It is seen in Fig. 6.25 that the new budget line L1M2 would touch a higher IC, IC2, at the point E2(x2, y2). That is, the consumer’s new equilibrium point would be E2.

This movement in his equilibrium point from E1 on IC1 to E2 on IC2 is caused by the ceteris paribus change in px, and it represents the price effect (PE). As a result of the PE, the consumer’s purchase of X would rise from x1 to x2 and his purchase of Y would fall from y1 to y2.

Also, owing to the PE, the consumer’s level of satisfaction rises as his equilibrium point shifts from E1 on IC1 to E2 on a higher IC, viz., IC2. This rise in his level of satisfaction is obtained as his real income level has increased because of a fall in px, py and M remaining constant.

As the price of good X changes, what happens to the quantity demanded of X, is of much interest to us. Incidentally, it can also be seen what happens to the demand for the other good, Y.

#### The Price-Consumption Curve:

In Fig. 6.25, initially, the consumer’s budget line and his equilibrium point are L1M1 and E1 (x1,y1) on IC1. It is also seen that as px diminishes, ceteris paribus, the consumer’s equilibrium point moves from E1 (x1, y1) on IC1 to E2(x2, y2) on a higher IC, viz., IC2.

If, now, px diminishes again, other things remaining the same, his budget line would rotate from L1M2 to L1M3 and his equilibrium would be established at a point like E3(x3, y3) on a still higher IC, viz., IC3, and the process would go on like this.

Now join the points L1 and the successive equilibrium points of the consumer E1 E2, E3,…, obtained as a result of successive falls in px, other things remaining constant, by a curve, it is called the price-consumption curve (PCC).

It follows that every point on the PCC is an equilibrium point of the consumer. It may be noted that L1 has been taken to be a point on the PCC because it is the limiting point to which the equilibrium point of the consumer would approach as the price of good X increases indefinitely, other things remaining the same.

For example, suppose, the initial equilibrium point is E3. Now, as px increases indefinitely, the budget line of the consumer would become steeper and his equilibrium point would move along the PCC from E3 to E2 to and so on, and the consumer’s purchase of X diminishes and tends to zero and his purchase of Y increases and tends to OL1 i.e., the consumer’s equilibrium combination would approach the point L1(0, OL1), and his budget line would tend to become the vertical line OL1.

In Fig. 6.25, the PCC obtained is for changes in the price of good X. Let’s now obtain the PCC for changes in the price of good Y. In Fig, 6.26, L1M1 is the consumer’s initial budget line and E1 is his initial equilibrium point. Now suppose that pY diminishes, px and M remaining constant.

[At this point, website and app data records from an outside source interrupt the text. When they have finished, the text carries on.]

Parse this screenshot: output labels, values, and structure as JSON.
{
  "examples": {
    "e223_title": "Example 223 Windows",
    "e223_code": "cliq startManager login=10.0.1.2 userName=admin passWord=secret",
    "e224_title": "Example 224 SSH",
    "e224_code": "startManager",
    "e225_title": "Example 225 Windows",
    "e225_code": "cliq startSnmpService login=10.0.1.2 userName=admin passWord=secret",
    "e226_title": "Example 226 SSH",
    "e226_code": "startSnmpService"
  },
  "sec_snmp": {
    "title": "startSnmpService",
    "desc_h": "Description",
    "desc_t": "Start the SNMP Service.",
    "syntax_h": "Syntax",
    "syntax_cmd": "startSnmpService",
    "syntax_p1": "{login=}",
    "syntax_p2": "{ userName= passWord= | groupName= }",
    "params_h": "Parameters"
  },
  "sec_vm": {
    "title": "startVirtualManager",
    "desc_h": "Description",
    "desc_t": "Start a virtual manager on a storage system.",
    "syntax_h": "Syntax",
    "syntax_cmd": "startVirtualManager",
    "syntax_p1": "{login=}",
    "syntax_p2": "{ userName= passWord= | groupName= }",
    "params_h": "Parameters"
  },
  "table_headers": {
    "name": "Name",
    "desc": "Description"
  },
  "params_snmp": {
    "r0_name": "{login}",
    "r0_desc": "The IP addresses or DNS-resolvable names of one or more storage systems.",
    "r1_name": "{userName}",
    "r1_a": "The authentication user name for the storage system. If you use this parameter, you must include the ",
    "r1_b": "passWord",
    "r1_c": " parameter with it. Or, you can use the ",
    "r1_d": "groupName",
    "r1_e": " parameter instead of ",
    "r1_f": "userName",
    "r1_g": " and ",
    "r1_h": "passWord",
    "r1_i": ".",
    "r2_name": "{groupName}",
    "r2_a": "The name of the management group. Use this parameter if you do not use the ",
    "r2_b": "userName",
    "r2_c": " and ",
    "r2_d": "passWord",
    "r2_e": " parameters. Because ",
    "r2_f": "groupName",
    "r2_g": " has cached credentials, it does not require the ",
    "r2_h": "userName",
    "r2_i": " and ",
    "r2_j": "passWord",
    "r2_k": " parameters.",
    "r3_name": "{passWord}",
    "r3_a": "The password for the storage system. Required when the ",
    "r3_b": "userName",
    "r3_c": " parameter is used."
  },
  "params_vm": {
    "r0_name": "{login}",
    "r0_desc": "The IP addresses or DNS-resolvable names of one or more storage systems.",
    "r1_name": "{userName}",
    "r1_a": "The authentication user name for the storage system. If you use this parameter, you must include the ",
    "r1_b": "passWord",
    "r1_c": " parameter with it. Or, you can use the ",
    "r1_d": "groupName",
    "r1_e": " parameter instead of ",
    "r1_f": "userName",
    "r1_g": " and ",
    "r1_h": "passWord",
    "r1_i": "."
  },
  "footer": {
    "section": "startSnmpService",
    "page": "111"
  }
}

Consequently, the budget line of the consumer would rotate clockwise about the point M1 to become a line like L2M1 for, now the x-intercept of the line (M/px) would remain the same and the y-intercept (M/pY) would increase. As a result, his equilibrium point would move from the point E1 on IC1 to E2 on a higher curve, IC2.

The equilibrium point moves to a higher IC because the real income of the consumer has increased on account of a ceteris paribus fall in pY. The movement in the consumer’s equilibrium point from E, to E2 represents the price-effect of a change (fall) in pY. Due to the PE, the consumer’s purchase of Y has increased and his purchase of X has decreased.

To obtain the PCC for changes in pY, now suppose that pY diminishes again. As a consequence, the consumer’s budget line would become L3M1 and his equilibrium point would move from the point E2 on IC2 to E3 on a higher curve, IC3, and the process would go on as pY falls again and again. Now join the points M1 and the equilibrium points E1, E2, E3,…, it may be called the PCC for changes in pY.

Note that like L1 in the earlier case, the point M1 has been taken to be a point on the PCC in Fig. 6.26. This is because M1 is the limiting position of the consumer’s equilibrium point as pY rises.

As pY rises indefinitely, the equilibrium point would be moving from … to E3 to E2 to E1 and so on, and the consumer’s purchase of Y would diminish and tend to zero and his purchase of X would increase and tend to become equal to OM1 i.e., the consumer’s equi­librium combination would approach the point M1(OM1, 0), and his budget line would tend to become the horizontal line OM1.